[Data items]

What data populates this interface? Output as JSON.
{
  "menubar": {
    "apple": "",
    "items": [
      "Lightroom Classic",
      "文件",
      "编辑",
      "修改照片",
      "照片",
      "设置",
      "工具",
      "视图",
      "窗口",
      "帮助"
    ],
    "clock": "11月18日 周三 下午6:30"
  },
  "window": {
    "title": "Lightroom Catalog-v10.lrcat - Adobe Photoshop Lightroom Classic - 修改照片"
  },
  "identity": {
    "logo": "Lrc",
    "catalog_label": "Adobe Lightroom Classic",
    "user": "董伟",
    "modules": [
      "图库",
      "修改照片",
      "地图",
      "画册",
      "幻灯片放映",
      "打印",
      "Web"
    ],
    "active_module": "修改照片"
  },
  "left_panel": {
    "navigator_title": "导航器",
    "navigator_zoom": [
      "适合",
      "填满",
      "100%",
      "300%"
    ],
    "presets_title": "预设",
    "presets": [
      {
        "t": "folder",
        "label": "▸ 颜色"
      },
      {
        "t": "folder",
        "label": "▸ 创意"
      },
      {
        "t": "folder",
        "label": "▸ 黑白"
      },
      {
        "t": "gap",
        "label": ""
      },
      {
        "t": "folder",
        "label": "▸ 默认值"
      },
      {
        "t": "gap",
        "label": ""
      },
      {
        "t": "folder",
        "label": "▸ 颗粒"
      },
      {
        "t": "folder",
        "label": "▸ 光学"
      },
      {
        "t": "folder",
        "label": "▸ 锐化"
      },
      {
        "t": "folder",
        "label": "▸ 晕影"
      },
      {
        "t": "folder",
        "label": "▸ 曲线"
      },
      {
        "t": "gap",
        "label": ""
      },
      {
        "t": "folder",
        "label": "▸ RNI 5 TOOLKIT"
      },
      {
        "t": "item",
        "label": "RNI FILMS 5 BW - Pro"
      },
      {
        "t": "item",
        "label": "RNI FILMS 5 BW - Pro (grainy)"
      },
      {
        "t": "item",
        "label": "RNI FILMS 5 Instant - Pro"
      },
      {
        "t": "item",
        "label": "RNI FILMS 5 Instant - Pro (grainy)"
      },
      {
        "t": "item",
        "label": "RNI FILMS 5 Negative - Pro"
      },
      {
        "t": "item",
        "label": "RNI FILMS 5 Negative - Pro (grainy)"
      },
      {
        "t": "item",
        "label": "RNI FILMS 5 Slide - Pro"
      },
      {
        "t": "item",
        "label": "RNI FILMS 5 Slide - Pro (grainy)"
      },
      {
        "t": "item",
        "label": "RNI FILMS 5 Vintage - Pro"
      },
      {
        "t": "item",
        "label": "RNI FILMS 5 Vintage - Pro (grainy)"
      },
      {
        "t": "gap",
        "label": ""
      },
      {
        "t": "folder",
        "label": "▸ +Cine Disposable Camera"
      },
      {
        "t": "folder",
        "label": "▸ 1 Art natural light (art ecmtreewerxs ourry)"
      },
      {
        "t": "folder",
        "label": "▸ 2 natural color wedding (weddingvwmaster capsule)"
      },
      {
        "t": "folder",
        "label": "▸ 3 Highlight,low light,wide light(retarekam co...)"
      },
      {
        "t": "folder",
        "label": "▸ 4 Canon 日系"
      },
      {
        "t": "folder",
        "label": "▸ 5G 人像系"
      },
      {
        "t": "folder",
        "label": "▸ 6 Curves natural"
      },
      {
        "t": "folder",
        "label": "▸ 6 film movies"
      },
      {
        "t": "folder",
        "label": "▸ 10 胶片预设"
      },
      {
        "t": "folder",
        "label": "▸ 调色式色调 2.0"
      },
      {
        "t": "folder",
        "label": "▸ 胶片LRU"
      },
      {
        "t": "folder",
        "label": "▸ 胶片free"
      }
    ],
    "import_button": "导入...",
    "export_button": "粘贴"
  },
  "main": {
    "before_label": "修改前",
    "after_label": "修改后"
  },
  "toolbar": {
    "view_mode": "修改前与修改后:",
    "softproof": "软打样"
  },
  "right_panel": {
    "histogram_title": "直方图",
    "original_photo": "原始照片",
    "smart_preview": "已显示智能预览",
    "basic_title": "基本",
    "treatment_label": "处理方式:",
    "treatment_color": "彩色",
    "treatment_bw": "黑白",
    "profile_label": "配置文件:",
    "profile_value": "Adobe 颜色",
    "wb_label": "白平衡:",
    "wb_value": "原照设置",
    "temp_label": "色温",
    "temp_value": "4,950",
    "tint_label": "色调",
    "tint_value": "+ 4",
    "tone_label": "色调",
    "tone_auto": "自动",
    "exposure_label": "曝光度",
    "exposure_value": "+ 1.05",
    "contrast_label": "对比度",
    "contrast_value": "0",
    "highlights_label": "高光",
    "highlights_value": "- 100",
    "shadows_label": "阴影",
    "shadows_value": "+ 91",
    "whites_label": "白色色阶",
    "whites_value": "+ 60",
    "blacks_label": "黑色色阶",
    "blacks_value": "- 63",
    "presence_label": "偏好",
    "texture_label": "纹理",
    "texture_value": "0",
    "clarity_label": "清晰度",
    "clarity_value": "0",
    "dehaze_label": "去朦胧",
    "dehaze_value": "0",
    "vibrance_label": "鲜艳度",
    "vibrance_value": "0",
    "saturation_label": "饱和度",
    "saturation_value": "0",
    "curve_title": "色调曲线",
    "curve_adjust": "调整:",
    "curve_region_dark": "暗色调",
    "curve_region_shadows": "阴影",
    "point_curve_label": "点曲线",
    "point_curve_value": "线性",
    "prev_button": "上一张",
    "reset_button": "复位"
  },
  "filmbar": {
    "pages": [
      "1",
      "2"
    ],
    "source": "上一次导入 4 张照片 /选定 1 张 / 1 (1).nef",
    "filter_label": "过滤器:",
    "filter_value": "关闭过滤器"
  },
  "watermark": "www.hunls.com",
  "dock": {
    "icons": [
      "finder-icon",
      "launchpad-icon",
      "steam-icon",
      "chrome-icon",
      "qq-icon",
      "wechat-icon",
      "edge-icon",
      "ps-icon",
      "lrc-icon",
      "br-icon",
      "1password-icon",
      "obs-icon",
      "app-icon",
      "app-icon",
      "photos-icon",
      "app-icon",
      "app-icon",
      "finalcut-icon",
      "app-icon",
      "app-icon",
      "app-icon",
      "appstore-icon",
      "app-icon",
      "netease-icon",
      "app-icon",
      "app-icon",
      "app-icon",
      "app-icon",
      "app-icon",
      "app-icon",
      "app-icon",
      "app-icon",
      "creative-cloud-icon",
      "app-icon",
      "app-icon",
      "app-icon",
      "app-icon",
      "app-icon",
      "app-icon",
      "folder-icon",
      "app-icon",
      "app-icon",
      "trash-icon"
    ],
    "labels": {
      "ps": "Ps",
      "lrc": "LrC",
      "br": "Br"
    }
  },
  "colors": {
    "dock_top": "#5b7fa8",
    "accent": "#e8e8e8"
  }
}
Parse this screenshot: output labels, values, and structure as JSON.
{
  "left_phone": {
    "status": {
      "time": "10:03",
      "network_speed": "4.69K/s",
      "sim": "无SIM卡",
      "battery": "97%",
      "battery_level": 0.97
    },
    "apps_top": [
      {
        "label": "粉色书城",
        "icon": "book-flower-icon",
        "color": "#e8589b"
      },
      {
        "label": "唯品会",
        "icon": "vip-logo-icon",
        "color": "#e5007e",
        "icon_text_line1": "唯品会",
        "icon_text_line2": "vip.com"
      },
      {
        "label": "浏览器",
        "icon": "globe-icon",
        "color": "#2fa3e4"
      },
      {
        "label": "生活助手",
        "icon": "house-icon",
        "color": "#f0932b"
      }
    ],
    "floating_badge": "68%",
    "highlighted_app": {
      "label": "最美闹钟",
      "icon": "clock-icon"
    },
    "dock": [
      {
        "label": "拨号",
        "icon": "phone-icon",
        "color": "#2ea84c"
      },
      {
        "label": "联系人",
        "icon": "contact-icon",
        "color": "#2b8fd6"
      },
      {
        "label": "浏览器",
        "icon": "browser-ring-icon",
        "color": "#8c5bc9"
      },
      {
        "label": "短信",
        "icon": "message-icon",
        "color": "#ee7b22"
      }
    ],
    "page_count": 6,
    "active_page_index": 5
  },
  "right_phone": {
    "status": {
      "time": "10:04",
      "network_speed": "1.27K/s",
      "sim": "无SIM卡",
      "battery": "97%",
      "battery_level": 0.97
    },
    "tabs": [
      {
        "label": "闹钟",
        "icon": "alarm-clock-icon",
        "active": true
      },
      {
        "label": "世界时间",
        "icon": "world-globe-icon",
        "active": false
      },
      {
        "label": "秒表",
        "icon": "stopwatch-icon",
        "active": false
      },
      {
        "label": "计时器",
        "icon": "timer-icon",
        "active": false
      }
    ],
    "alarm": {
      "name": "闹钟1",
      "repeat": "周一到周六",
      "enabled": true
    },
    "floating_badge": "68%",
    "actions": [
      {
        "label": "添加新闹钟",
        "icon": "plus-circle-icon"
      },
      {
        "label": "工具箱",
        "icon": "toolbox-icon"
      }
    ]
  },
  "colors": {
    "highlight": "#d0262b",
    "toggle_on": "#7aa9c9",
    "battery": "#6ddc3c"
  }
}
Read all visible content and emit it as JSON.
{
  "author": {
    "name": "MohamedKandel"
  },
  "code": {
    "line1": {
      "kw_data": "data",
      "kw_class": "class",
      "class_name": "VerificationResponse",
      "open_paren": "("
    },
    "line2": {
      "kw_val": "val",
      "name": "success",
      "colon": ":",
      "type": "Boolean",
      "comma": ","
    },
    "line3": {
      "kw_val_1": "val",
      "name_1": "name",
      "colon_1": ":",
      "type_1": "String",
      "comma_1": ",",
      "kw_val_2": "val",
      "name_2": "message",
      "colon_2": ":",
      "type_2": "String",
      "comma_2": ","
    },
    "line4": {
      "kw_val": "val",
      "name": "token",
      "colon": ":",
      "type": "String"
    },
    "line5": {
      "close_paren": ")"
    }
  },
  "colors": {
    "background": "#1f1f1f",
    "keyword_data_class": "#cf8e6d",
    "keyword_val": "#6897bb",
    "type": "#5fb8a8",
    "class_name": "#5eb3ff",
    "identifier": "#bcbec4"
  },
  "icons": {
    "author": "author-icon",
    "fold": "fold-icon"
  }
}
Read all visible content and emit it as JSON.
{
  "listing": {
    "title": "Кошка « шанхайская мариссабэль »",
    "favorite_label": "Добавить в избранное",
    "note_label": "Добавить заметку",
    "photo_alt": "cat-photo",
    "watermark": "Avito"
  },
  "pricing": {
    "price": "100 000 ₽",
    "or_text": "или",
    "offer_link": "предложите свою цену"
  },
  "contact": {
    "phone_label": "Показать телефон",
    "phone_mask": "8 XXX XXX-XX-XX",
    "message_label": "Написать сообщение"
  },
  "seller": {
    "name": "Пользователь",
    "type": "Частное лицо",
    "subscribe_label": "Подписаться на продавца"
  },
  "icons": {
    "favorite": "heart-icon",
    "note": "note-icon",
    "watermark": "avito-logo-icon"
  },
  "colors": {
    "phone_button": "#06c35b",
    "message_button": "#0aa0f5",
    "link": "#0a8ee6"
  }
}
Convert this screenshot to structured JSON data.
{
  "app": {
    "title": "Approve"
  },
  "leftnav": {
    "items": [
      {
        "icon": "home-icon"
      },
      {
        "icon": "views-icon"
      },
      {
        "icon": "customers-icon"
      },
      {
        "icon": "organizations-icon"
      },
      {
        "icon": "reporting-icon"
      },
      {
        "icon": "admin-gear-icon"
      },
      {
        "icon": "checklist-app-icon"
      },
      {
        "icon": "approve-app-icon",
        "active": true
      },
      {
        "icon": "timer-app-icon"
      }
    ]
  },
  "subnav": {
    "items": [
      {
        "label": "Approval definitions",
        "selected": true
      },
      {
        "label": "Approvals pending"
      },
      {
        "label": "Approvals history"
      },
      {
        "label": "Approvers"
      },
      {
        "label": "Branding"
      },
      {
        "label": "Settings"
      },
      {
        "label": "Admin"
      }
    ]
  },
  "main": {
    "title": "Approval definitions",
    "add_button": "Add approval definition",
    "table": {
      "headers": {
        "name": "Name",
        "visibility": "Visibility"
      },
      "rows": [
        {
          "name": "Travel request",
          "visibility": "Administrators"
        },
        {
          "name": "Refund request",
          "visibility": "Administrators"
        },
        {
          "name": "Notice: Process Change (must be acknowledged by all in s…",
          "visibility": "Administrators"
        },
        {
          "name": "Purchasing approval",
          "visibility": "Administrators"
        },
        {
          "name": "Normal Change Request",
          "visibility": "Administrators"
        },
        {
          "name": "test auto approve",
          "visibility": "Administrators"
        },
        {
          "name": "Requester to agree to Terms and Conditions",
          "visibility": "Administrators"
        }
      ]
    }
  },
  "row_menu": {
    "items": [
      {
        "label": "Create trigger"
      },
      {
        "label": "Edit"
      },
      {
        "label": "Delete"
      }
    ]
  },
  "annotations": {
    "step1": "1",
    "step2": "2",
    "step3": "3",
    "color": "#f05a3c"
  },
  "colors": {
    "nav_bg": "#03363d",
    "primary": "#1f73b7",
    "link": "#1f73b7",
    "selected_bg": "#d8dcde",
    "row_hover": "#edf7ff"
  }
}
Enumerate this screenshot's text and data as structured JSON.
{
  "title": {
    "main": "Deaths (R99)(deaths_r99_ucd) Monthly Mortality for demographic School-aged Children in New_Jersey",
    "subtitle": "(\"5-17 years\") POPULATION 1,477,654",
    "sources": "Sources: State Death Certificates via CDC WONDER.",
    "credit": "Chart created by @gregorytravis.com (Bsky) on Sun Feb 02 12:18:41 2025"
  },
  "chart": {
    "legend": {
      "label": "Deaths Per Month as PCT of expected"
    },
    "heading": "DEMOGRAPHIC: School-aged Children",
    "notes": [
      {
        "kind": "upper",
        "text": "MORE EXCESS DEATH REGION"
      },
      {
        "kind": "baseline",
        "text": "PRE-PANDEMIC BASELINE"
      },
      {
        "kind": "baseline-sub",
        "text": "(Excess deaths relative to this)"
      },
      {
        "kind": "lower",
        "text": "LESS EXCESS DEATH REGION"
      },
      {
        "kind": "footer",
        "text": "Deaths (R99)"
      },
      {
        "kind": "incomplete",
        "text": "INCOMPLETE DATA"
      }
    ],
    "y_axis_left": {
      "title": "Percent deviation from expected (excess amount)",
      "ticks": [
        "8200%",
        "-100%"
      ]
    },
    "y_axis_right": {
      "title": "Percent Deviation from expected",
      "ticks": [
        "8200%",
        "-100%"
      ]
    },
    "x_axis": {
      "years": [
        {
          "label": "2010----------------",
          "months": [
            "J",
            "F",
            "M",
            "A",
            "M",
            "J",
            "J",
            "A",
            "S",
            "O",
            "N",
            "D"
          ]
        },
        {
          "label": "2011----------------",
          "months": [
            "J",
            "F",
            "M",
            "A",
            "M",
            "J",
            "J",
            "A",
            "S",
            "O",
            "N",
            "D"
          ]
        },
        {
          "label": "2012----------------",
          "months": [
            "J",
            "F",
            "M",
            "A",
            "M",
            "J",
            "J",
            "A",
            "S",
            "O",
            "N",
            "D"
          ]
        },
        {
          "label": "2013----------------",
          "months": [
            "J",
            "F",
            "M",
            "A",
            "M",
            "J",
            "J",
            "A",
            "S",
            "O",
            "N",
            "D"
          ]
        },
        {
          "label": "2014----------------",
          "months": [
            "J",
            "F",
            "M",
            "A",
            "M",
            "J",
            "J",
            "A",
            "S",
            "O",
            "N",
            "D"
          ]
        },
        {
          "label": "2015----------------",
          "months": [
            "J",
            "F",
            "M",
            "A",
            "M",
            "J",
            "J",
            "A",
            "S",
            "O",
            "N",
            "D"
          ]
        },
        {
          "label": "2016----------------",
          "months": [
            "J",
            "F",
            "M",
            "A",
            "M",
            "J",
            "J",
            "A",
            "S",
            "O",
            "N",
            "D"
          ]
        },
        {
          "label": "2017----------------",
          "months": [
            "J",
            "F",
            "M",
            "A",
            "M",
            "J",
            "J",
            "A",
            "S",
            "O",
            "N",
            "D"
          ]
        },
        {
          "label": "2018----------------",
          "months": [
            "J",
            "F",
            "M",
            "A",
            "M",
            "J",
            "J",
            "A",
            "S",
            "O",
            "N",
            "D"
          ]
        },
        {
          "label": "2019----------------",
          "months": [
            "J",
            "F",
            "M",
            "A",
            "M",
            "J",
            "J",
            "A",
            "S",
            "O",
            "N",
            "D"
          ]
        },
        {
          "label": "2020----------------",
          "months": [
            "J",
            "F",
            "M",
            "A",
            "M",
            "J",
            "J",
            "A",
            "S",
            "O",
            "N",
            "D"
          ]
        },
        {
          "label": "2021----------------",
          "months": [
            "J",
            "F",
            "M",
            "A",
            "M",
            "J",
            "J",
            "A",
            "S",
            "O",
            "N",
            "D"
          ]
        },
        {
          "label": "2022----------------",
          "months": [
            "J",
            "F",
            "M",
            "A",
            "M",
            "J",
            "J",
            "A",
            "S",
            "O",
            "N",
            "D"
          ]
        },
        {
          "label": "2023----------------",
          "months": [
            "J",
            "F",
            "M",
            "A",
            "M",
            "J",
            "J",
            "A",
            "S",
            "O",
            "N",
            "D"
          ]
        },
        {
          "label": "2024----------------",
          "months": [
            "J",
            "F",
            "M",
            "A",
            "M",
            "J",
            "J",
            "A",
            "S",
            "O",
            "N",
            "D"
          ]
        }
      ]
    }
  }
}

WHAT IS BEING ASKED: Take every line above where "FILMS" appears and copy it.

ANSWER SPACE:
        "label": "RNI FILMS 5 BW - Pro"
        "label": "RNI FILMS 5 BW - Pro (grainy)"
        "label": "RNI FILMS 5 Instant - Pro"
        "label": "RNI FILMS 5 Instant - Pro (grainy)"
        "label": "RNI FILMS 5 Negative - Pro"
        "label": "RNI FILMS 5 Negative - Pro (grainy)"
        "label": "RNI FILMS 5 Slide - Pro"
        "label": "RNI FILMS 5 Slide - Pro (grainy)"
        "label": "RNI FILMS 5 Vintage - Pro"
        "label": "RNI FILMS 5 Vintage - Pro (grainy)"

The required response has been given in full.